### RECORDED INFORMATION
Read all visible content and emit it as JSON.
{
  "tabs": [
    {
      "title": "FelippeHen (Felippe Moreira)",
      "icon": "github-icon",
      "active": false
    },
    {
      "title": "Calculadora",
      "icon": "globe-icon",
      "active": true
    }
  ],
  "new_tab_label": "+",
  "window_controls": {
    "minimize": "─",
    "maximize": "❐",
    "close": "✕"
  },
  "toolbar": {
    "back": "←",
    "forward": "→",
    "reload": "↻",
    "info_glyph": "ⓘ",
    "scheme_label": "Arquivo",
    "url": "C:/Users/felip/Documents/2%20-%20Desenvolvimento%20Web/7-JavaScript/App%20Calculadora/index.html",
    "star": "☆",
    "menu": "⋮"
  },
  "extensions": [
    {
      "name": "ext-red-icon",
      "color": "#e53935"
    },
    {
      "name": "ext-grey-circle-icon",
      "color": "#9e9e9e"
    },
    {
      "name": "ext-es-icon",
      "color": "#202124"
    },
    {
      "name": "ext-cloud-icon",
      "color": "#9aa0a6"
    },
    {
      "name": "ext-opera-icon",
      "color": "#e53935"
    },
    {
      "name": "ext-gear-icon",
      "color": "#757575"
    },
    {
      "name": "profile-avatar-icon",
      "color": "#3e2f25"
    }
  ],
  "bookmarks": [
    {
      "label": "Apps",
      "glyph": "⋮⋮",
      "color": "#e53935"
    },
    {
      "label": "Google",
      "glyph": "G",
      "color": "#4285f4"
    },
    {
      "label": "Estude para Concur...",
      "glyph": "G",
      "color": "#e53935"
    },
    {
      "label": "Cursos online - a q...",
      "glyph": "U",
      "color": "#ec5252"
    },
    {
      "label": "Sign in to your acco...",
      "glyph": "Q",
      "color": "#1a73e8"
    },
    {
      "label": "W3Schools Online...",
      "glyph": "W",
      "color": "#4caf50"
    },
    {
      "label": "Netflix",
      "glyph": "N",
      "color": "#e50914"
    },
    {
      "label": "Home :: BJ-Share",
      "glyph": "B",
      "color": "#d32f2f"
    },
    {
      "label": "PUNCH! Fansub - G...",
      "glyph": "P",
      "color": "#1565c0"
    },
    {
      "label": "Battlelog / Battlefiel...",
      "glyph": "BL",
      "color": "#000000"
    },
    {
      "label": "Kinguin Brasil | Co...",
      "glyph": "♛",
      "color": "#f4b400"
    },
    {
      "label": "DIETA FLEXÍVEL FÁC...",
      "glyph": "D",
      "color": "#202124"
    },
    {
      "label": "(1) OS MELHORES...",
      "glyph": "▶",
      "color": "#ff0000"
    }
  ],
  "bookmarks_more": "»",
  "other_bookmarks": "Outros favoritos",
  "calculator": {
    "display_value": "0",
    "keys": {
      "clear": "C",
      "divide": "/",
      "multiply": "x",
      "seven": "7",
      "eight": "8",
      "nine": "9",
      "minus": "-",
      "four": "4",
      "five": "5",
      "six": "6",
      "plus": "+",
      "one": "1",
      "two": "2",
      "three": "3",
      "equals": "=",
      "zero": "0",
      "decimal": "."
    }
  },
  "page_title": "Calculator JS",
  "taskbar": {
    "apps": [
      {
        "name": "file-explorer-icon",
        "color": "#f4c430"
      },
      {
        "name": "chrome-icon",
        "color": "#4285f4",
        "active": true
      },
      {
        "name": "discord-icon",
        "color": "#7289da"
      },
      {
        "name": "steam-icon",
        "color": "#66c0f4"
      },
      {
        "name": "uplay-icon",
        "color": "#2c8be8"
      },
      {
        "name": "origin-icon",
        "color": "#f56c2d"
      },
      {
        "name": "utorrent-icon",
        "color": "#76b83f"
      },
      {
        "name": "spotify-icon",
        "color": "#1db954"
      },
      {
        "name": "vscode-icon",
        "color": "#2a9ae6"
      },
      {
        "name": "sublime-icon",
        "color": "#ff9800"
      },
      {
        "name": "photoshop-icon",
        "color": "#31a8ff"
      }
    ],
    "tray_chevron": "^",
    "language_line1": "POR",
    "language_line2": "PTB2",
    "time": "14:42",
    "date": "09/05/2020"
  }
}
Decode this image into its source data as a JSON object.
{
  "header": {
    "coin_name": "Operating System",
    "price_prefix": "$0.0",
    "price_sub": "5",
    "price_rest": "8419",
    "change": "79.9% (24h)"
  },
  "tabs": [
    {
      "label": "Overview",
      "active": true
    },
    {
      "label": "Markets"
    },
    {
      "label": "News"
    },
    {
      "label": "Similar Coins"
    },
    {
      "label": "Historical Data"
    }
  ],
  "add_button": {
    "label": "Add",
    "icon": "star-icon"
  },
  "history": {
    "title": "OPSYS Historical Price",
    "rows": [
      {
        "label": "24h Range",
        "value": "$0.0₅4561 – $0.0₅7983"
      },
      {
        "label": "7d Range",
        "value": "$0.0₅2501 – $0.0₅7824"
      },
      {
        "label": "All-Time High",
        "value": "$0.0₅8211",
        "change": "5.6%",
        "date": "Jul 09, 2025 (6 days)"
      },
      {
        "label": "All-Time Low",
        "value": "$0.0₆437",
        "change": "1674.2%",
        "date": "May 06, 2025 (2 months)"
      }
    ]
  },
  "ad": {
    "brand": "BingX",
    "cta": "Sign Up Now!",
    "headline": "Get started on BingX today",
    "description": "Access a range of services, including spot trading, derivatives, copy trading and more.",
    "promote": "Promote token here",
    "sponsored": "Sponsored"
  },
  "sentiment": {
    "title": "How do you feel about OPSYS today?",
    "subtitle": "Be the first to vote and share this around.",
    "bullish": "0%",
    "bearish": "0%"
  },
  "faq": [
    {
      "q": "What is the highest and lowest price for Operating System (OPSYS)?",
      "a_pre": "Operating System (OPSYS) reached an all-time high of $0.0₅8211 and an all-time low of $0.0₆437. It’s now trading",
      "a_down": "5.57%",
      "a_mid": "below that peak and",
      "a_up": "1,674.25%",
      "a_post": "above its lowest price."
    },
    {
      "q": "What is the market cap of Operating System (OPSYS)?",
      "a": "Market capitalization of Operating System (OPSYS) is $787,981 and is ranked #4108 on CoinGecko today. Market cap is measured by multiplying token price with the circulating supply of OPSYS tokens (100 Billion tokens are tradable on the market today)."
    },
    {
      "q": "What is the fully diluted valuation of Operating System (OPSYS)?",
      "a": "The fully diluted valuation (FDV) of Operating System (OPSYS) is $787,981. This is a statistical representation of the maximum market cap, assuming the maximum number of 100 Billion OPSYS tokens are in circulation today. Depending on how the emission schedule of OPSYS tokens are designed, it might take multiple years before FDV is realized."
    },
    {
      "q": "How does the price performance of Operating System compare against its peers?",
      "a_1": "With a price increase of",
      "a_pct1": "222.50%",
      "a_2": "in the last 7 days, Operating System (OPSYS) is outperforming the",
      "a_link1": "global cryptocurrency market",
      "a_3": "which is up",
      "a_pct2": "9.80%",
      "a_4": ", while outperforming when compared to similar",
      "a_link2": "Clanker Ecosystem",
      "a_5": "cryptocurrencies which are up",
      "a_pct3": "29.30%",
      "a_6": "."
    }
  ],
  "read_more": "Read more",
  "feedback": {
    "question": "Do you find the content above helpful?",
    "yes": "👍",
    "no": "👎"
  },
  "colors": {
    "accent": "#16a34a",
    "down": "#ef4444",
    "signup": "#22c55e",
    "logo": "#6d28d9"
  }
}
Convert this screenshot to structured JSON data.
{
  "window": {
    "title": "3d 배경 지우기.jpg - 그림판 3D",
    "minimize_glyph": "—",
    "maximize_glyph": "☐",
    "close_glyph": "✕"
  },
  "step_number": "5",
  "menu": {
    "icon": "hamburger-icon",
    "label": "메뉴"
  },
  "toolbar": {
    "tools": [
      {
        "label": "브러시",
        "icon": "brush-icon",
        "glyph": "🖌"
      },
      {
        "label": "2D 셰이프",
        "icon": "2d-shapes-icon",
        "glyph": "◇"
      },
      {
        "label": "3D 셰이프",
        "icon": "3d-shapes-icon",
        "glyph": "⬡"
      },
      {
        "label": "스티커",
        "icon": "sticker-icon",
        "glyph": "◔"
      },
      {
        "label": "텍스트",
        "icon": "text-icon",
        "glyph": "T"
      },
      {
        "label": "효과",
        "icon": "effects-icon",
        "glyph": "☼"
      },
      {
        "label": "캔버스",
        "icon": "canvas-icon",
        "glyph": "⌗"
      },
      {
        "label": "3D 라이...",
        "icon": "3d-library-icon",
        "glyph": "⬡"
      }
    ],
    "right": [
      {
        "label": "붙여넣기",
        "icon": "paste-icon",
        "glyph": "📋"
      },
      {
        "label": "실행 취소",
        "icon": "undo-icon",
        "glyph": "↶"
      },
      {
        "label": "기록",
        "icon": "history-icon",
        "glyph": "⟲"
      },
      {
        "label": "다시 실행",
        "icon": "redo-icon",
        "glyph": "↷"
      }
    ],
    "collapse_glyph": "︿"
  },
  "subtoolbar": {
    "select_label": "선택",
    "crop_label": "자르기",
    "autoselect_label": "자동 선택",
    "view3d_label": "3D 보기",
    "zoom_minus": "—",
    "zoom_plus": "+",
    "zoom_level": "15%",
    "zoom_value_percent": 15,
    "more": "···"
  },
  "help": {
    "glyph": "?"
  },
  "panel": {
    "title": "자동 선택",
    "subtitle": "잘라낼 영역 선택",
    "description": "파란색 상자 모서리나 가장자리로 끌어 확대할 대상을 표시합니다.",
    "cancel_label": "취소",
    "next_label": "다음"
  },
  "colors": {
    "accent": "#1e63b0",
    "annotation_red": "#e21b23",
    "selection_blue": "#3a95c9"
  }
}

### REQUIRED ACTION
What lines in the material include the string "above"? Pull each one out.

### RESPONSE
      "a_post": "above its lowest price."
    "question": "Do you find the content above helpful?",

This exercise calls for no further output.